"Many exceptionally gifted children learn in a non-linear manner in which they take in large amounts of information and integrate it into an underlying big picture. Zachery, for example, at age 7, was interested in Egyptian hieroglyphics and computers; he attempted to use computer language to study other types of language... Feldman (1986) described the learning style of Adam as both nonlinear and omnivorous in his desire for knowledge. His style is further described as being "non-Western" and untraditional so that a regular school program did not work for him. Adam grasped concepts holistically and intuitively. Once he acquired the basic framework, he filled in the particulars.
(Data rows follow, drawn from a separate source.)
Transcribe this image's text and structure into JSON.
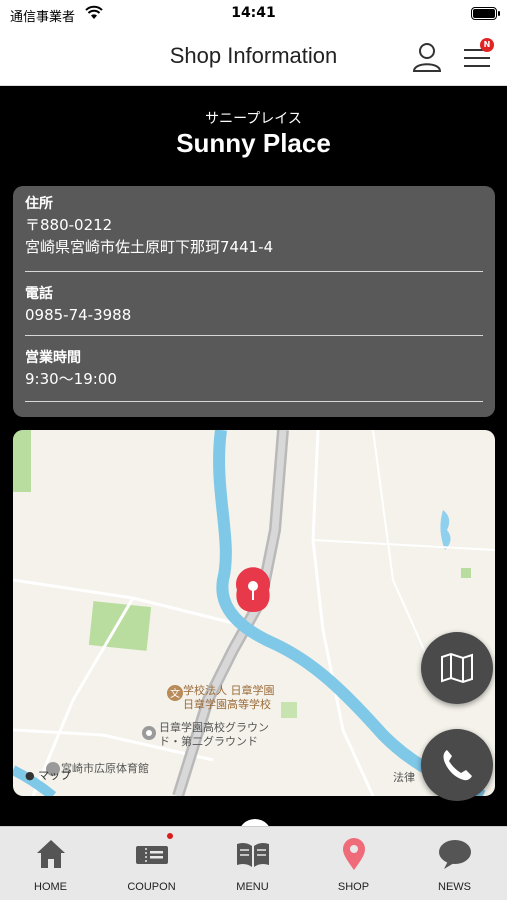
{
  "status_bar": {
    "carrier": "通信事業者",
    "time": "14:41"
  },
  "header": {
    "title": "Shop Information",
    "menu_badge": "N"
  },
  "shop": {
    "kana": "サニープレイス",
    "name": "Sunny Place"
  },
  "info": {
    "address": {
      "label": "住所",
      "postal": "〒880-0212",
      "line": "宮崎県宮崎市佐土原町下那珂7441-4"
    },
    "phone": {
      "label": "電話",
      "value": "0985-74-3988"
    },
    "hours": {
      "label": "営業時間",
      "value": "9:30〜19:00"
    }
  },
  "map": {
    "poi_school_1": "学校法人 日章学園",
    "poi_school_2": "日章学園高等学校",
    "poi_ground_1": "日章学園高校グラウン",
    "poi_ground_2": "ド・第二グラウンド",
    "poi_gym": "宮崎市広原体育館",
    "poi_road": "法律",
    "attribution": "マップ",
    "pin_color": "#e8394a",
    "river_color": "#7fc8e8"
  },
  "fabs": {
    "map_icon": "map-icon",
    "call_icon": "phone-icon"
  },
  "tabs": [
    {
      "label": "HOME",
      "icon": "home-icon"
    },
    {
      "label": "COUPON",
      "icon": "ticket-icon"
    },
    {
      "label": "MENU",
      "icon": "book-icon"
    },
    {
      "label": "SHOP",
      "icon": "location-pin-icon",
      "active_color": "#f06b7a"
    },
    {
      "label": "NEWS",
      "icon": "speech-bubble-icon"
    }
  ]
}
His parents thought he first developed theory, then learned basic facts and skills. Later, he questioned basic assumptions about theory. Adam had a number of ongoing interests which he explored at increasing levels of complexity including symbol systems (cartography and languages), music, science and mathematics."
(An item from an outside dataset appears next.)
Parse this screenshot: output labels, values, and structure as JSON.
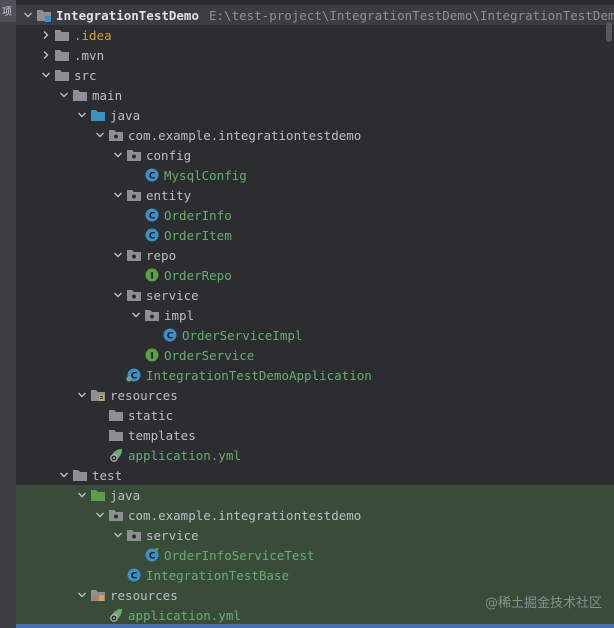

You don't have time to do all this if all your free time is spent in sequential and rote activities. 

In fact, many research studies into the early lives of gifted individuals show that growing up on a farm or long periods of time with unstructured play were part-and-parcel of their childhoods. Children who haven't yet learned how to add and subtract or even read, can learn by asking questions of their parents or anyone more knowledgeable, and by experiencing and testing out new ideas or phenomena directly.

From Goertzel and Hansen, 

"The freedom to follow paths that are non-traditional is important if one is to learn to be independent in thought and action. Parents and educators can perhaps help best by encouraging young people to explore their options and make the most of available resources as they follow their own muse wherever it leads them."

There are many pressures confronting today's parents to conform and adopt a heavily systematized advanced education, but also something irreplaceable about some of simple pleasures of under-schedulization and time for self-discovery in childhood.


  1. I'm sorry, but I just think pushing kids in academics at such a young age is ridiculous -- and probably harmful. First, what really is the point? So, little Timmy can read and add numbers before Kindergarten. Does this mean he'll be any "smarter"? No. He just learned something before the other kids. Does this mean he has gleaned some sort of advantage? No. There's no prize, economically or socially for reading early. Has Timmy gained an advantage over the other kids? No. They'll learn to read and add numbers soon enough.

    On the other hand, while all the other kids are socializing -- a truly useful endeavor -- and playing outside -- also a truly useful endeavor in that it will keep them healthy and strong, and help them properly develop their sensory integration systems as the Eides rightly suggest -- little Timmy will be sitting in Kumon. . . .

    One last note -- As noted in "The Learning Gap," overseas schools -- schools that consistently outscore US schools -- emphasize free play and socialization when a child is young and only focus on academics once the child is in first grade. The same also holds true for the Waldorf School model.

  2. I shared this post today on my blog --

  3. Thanks, Melissa! Looks like a lot of great links and articles on your site.